The same is true for constants. For example, if you create a constant array:


and add any object to it, that object will live forever (well, at least as long as the Ruby program is running). That’s okay if that is intended, but if you didn’t intend that, you can end up using more memory than you planned.

Monitor memory usage

In addition to being careful in the way you develop, monitoring memory usage will give you further insight into how your program uses or abuses memory.

Running GC.stat gives you useful information about the Ruby heap. This hash looks like:


There are a few important keys to monitor. Two are the count of a major (aka full) and minor garbage collections: major_gc_count and minor_gc_count. Minor GCs should have minimal performance issues, but major GCs can have larger impacts, so knowing how many of those happen can let you know if memory usage might be causing performance impacts. 

If you want to see how the major garbage collections are being triggered, monitor the following stats:

For each of these, there is a corresponding _limit key. The _limit values indicate when a full garbage collection will be triggered. You can monitor how these change over time or when certain code paths are executed to gain more insight into when major garbage collections occur. 

You’ll also want to track heap_free_slots since a high number here indicates the Ruby heap expanded, then the garbage collector ran and freed up many slots. That means that something is allocating a large number of short-lived objects. This behavior can lead to memory bloat over time. Here’s a great, if slightly dated, post with information about each of these keys.

Finally, monitor the count of NoMemoryErrors, which indicates that there’s a serious memory issue and that Ruby can’t get the memory it needs.

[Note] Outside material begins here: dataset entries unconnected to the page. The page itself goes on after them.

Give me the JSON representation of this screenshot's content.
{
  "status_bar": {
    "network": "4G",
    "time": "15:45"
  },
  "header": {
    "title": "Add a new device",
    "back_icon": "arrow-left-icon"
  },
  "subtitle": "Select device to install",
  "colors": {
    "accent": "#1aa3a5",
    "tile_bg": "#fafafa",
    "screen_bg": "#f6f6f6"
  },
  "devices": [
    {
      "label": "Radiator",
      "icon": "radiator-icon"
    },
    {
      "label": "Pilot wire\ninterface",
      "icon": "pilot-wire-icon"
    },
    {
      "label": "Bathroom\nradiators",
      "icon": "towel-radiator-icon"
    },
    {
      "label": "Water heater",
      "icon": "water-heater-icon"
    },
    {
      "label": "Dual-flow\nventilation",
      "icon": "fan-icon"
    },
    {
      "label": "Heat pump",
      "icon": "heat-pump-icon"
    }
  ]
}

Alternative memory allocators

There are a number of alternative memory allocators available. The default for CRuby is the system malloc. GitHub uses jemalloc for their Ruby on Rails application. There are others with different performance characteristics, compaction algorithms and tradeoffs. Other memory allocators which work with CRuby include tcmalloc and ptmalloc. These allocators manage the larger help, not the Ruby heap.

Before you switch the memory allocators in production, make sure to test your application under a variety of real-world traffic and usage to see how your memory usage changes.

Final thoughts

Like all memory managed languages, Ruby takes care of many of the memory needs of Ruby programs without a developer worrying about it. However, if your program runs out of memory or has performance issues due to garbage collection, it helps to know more about how Ruby handles memory management under the hood.